**Required action:**
Pull every line with the word "balance" out of the entries below.

------------------------------------------------------------

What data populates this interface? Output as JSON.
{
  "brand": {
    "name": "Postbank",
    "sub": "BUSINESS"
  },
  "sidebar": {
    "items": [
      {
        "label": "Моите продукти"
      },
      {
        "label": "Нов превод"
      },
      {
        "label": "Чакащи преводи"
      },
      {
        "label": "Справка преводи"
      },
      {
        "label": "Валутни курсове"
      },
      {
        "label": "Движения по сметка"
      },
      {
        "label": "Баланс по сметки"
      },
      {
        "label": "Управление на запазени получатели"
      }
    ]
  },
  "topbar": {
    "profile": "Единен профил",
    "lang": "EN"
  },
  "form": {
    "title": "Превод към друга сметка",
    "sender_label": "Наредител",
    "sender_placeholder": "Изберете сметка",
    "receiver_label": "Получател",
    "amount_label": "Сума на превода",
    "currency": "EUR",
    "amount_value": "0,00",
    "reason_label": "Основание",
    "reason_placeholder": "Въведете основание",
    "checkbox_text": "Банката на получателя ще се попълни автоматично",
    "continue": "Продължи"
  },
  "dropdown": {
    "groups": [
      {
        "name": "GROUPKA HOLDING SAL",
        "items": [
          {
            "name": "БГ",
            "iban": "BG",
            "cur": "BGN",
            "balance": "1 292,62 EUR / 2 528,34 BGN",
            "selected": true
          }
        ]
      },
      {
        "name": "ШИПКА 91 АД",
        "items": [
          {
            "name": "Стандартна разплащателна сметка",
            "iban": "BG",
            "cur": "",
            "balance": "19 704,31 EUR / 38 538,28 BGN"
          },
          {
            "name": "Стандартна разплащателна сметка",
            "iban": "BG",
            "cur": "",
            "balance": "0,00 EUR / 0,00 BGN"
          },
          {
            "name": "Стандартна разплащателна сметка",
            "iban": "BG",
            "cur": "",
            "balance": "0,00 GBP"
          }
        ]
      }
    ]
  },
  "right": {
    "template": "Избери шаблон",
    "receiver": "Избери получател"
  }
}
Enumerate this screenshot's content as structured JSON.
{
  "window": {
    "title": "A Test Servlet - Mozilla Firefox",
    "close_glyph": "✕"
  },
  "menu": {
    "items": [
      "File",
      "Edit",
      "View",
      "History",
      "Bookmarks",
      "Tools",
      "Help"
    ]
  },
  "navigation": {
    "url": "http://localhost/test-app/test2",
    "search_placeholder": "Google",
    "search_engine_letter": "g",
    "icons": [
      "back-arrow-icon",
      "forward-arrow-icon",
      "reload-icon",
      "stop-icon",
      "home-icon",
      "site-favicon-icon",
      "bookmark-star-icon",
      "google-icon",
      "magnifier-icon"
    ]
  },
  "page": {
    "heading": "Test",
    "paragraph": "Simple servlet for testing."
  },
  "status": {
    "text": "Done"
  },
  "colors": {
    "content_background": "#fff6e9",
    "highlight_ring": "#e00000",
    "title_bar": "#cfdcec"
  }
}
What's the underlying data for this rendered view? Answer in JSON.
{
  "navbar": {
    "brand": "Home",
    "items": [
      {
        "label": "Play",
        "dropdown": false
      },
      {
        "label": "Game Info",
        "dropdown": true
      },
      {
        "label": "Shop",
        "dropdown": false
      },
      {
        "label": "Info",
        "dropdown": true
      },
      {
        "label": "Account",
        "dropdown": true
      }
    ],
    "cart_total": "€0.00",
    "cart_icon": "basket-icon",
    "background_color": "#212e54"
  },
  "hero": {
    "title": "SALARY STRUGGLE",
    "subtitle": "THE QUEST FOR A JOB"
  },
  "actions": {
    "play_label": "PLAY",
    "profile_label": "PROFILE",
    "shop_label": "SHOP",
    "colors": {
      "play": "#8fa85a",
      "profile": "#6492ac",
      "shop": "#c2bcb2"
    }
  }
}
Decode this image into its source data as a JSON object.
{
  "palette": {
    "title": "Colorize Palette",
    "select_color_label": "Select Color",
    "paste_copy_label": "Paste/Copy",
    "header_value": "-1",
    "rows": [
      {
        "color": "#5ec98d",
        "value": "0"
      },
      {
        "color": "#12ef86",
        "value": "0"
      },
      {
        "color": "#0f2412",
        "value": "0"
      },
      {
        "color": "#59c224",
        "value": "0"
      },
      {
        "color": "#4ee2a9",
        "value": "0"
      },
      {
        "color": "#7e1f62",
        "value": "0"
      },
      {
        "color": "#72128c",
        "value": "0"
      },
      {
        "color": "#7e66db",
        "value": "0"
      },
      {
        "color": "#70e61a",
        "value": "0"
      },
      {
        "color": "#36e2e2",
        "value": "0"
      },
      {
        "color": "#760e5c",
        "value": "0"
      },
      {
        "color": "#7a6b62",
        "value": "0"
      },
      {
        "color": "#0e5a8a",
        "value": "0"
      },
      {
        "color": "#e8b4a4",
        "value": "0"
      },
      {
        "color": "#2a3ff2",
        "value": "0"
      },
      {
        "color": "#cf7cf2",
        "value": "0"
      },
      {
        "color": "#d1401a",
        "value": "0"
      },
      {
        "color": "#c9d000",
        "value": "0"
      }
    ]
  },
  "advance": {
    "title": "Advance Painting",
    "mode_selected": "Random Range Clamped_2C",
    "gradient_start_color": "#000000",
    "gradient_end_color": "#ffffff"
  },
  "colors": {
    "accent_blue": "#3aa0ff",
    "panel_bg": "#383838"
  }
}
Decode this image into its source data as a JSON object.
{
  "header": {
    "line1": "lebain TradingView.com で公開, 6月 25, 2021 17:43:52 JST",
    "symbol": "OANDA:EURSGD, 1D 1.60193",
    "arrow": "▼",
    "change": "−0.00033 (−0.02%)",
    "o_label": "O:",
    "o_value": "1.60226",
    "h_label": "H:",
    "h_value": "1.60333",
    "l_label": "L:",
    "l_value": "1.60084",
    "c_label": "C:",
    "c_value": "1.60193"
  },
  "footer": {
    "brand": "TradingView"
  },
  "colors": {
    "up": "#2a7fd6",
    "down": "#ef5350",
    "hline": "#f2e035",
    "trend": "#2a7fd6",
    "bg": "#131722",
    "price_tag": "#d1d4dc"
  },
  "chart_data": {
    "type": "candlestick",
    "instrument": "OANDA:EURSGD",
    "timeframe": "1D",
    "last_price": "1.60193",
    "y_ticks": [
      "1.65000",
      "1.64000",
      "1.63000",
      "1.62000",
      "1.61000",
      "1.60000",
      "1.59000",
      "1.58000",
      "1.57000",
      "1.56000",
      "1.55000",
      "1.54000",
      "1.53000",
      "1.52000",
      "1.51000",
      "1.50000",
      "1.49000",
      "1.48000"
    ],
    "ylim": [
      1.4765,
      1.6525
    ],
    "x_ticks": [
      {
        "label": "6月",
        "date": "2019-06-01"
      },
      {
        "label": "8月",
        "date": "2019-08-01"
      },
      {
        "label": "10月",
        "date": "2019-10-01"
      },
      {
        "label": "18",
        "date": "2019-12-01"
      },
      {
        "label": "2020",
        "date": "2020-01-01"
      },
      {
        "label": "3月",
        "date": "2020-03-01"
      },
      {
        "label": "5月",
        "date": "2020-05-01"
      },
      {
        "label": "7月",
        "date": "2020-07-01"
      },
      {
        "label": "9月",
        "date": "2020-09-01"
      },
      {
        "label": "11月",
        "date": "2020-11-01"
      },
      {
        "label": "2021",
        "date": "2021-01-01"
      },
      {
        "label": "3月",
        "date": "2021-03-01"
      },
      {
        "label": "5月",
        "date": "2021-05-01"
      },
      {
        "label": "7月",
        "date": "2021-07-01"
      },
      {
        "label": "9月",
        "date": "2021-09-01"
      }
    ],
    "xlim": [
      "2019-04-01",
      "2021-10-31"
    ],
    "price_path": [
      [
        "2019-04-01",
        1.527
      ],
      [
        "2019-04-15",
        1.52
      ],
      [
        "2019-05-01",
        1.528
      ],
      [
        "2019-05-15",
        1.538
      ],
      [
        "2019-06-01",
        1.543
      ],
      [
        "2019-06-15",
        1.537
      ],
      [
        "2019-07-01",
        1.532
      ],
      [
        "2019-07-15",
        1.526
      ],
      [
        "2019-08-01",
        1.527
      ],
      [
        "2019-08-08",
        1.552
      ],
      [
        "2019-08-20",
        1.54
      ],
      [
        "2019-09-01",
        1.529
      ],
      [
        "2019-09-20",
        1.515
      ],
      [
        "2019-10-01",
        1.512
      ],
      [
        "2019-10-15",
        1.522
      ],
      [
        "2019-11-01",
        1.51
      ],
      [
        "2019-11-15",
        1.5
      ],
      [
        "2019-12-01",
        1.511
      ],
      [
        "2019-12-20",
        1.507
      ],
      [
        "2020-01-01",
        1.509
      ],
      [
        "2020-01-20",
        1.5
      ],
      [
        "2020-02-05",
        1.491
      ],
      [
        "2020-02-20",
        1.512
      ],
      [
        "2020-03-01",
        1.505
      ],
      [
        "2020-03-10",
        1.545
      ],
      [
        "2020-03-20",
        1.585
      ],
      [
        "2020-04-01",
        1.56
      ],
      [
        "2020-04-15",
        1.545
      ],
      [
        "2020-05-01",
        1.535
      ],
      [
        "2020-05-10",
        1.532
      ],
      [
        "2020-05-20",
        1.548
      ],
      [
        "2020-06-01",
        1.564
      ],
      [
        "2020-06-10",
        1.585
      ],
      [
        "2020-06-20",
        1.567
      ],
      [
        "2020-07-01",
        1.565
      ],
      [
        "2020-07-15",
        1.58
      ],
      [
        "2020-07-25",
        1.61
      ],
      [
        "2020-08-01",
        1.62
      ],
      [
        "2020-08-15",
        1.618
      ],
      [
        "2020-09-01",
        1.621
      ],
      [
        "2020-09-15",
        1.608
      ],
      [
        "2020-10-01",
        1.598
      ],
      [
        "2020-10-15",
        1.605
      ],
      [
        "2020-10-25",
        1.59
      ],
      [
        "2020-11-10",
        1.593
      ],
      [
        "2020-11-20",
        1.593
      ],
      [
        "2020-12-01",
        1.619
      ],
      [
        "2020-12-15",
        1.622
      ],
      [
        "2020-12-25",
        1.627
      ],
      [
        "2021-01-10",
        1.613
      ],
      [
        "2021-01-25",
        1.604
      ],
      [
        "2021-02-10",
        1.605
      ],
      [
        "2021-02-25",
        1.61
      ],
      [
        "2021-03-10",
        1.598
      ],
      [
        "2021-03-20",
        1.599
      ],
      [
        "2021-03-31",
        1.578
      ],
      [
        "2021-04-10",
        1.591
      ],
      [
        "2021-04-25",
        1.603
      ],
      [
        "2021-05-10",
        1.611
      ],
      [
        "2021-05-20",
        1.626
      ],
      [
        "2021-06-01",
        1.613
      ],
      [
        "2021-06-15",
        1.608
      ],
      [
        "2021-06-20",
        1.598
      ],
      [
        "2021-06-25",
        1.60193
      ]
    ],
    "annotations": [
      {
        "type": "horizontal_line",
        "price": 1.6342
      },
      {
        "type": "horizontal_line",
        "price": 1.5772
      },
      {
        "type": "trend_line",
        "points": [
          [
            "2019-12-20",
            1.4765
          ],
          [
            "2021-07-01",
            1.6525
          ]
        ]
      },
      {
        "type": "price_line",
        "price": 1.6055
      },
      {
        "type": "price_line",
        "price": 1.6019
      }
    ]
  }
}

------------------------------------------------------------

**Exercise output:**
            "balance": "1 292,62 EUR / 2 528,34 BGN",
            "balance": "19 704,31 EUR / 38 538,28 BGN"
            "balance": "0,00 EUR / 0,00 BGN"
            "balance": "0,00 GBP"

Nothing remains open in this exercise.